He finds commercial space in Dhaka to be more expensive than in Mumbai, India's financial capital.
Foreign corporates prefer Gulshan, Banani, Baridhara and DOHS areas for office complexes, and many of those have been left vacant for long since the Covid-19 started intensifying globally early this year.
But rentals, offered by property business operators in their online brochures, remain the same as they were three months back.
Real estate business operator Bproperty offers office and shopping spaces at rates ranging from Tk350 to Tk500 per square feet in the capital's Gulshan and Banani areas. "The rates have not come down. However, there might be some discounts during the negotiations," a commercial executive of the firm said.
Home office appeared as a new normal amid the pandemic, and while being welcomed by employees, it has given corporate offices a chance to review their expenses for spaces and cut those. Mamun cited some examples how PwC, which gives professional services to help businesses thrive, is now also showing the corporates the way to reduce need and cost of office spaces.
The examples are supported by research findings of Economic Research Group (ERG), that show: restricted movement and the fear of getting infected forced many to adapt to new institutional culture -- 83.3% firms opted for either exclusive work from home or a mix of office with home-based work.

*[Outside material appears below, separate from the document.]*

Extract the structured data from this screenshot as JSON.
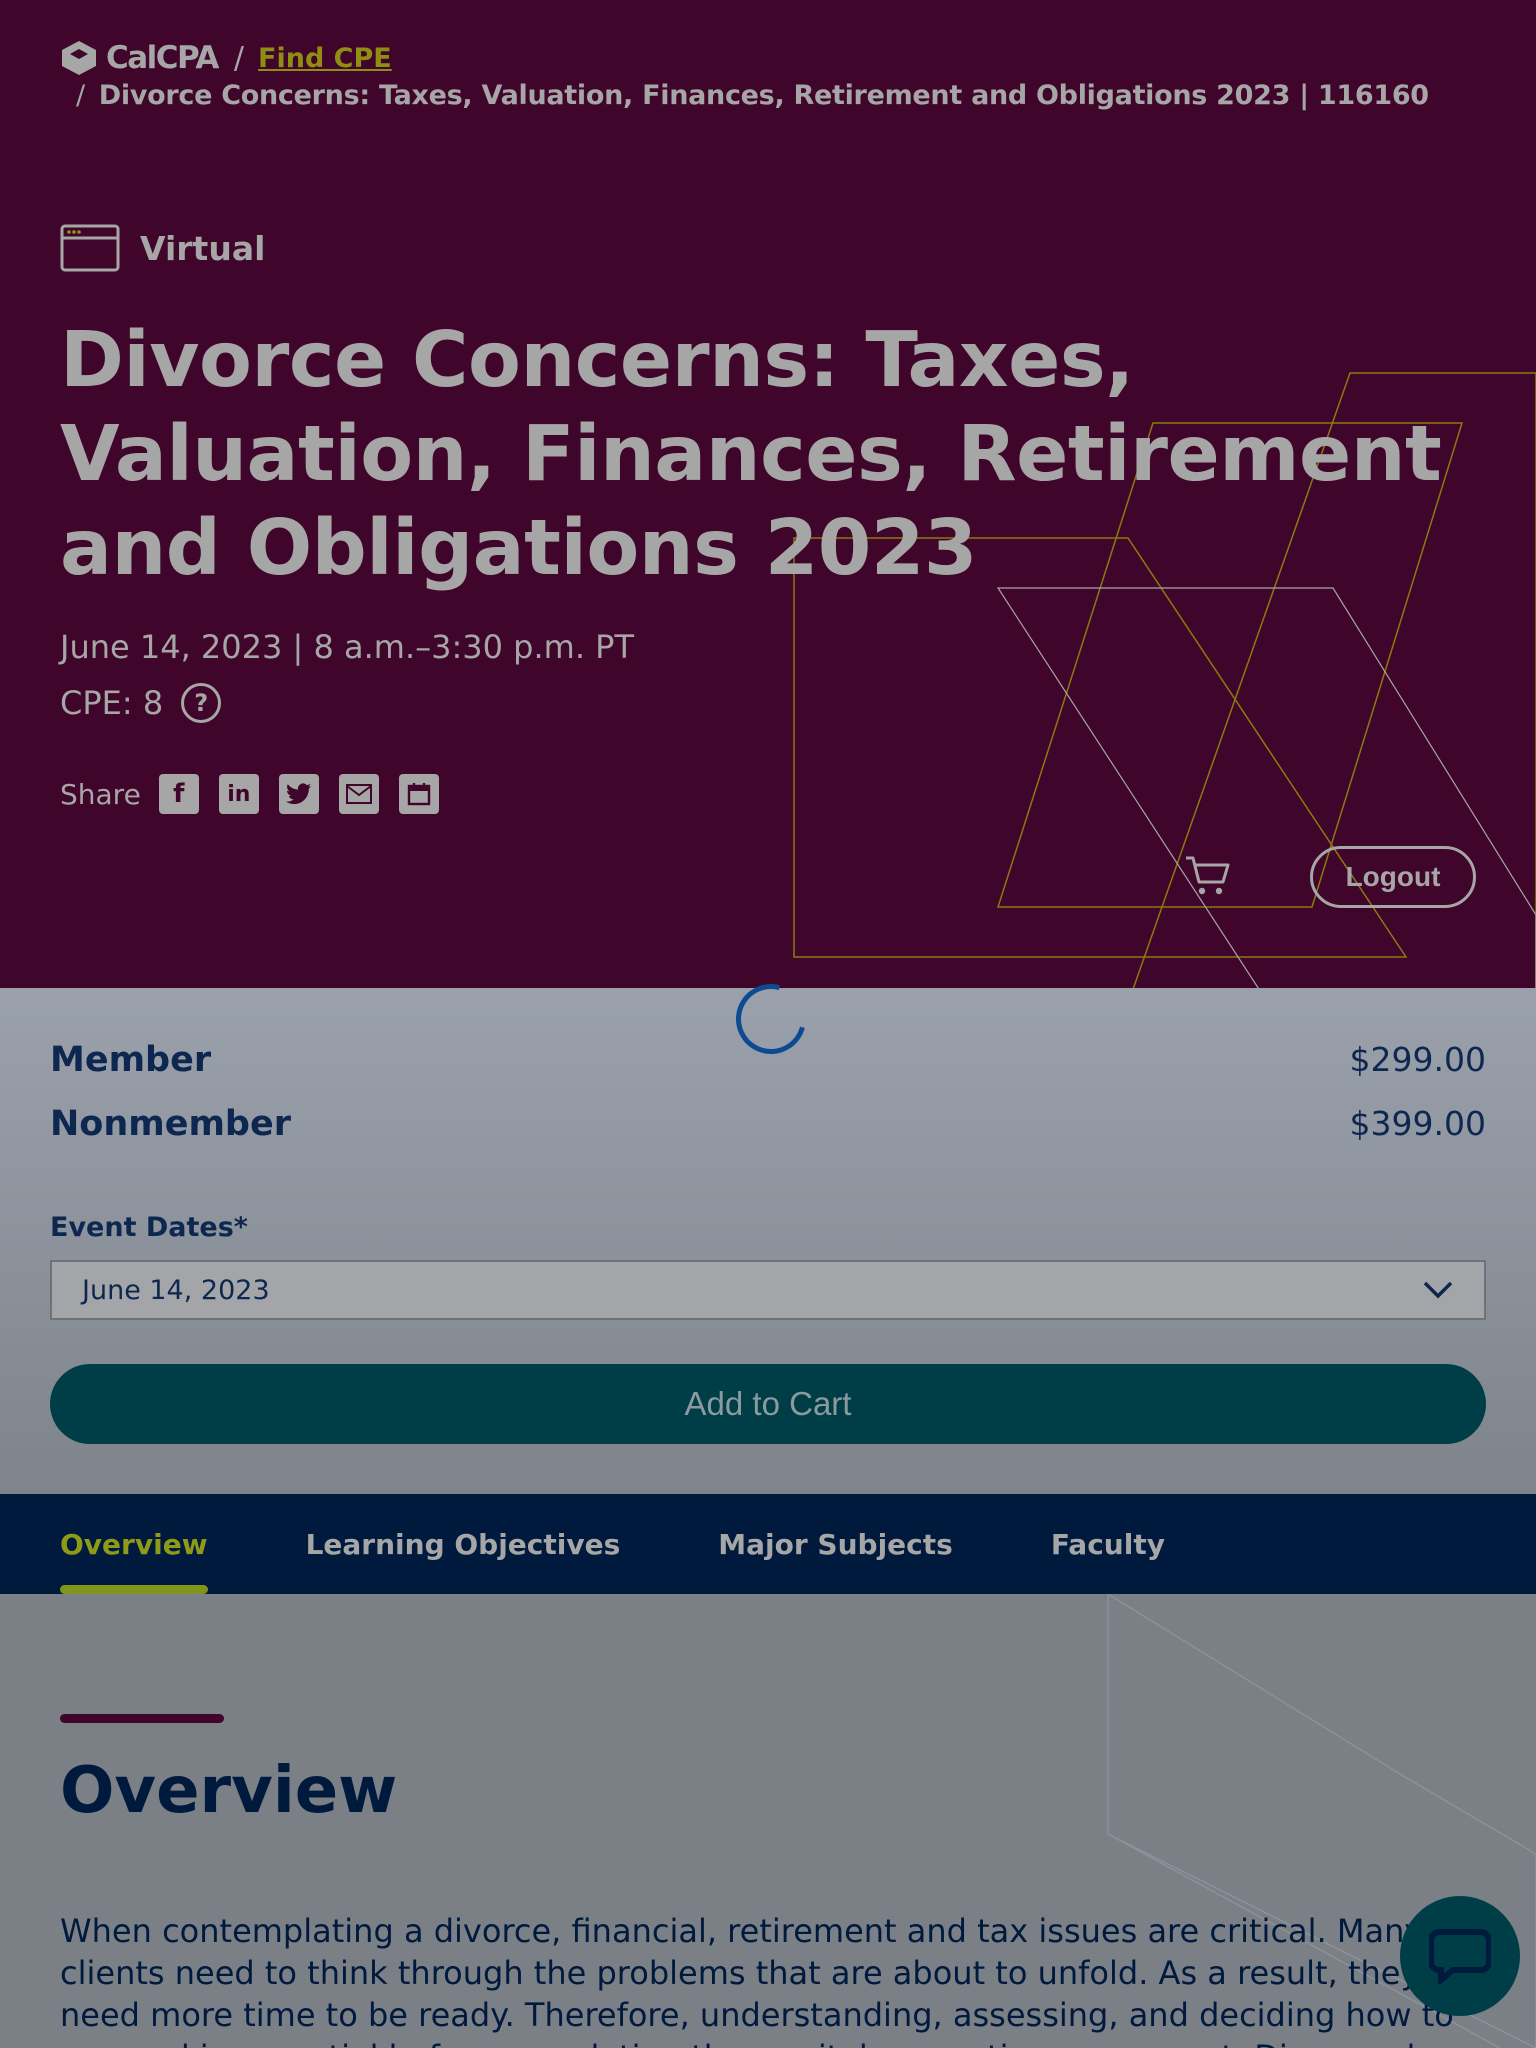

The survey of 102 firms, headquartered mostly in Dhaka and Chattogram, reveals that other than a single ISP, all IT firms work either exclusively from home or mix work at office and home.
Around 30% of the firms are joint-ventures and foreign owned.
With service sectors accounting for more than 50% of GDP, Bangladesh is perhaps ready to undertake a major move towards establishing a culture of home-based work. Such coping mechanisms will help reduce Covid-related losses, says the mid-May survey.
Shift towards working from home has potentially reduced the demand for office space and many firms are found to have engaged in renegotiating rents in order to reduce cost and cope with drastic reduction in business size.
Nearly 72% of the firms surveyed operate out of rented or leased premises. They opted for deferred payment, and negotiated a reduced rent or both.
Over 87% of these firms reported delays in rent payment, while 77% of IT/ITeS firms could successfully renegotiate both deferred rent payment and rent reduction.
While rent reduction may help many businesses to survive through the bad times, those whose source of income is house rent, may suffer due to rent reduction, says the ERG survey, titled "Renegotiations at firm levels: comprehending effects of Covid-19."
It recommends that government and non-government initiatives be organised to facilitate arbitration between tenants and property owners to protect both of them from Covid-19 shocks.
How the world is coping with the rent issue
Since most houses for rent in the US are mortgaged, the federal government, states, municipalities and private lenders have programmes for homeowners that prevent foreclosure and eviction. The Canadian government offers rental relief scheme to compensate landlords so they do not evict tenants.
China offers rent reductions and exemptions to small, medium, and micro firms and individual industrial and commercial households that lease their properties for business.
Do businesses here expect anything from the government as rent relief?
Shop-owners' leader Helal Uddin, a former director of apex trade body FBCCI, does not expect anything from the government here like the perks the Canadian government offers to its businesses.
While he negotiates rent reduction or deferment for shop-owners, he also thinks about the losses of landlords, who support families and pay bank instalments from rental incomes.
"We want landlords to forego rents. But did the government reduce the price of fuel oil, electricity, gas, water? Will municipalities reduce taxes?" he asks, saying even a Tk10 waiver gives some comfort to businesses in these hard times.
He referred to allegations of "ghost" electricity bills when businesses were shut and no electricity was consumed.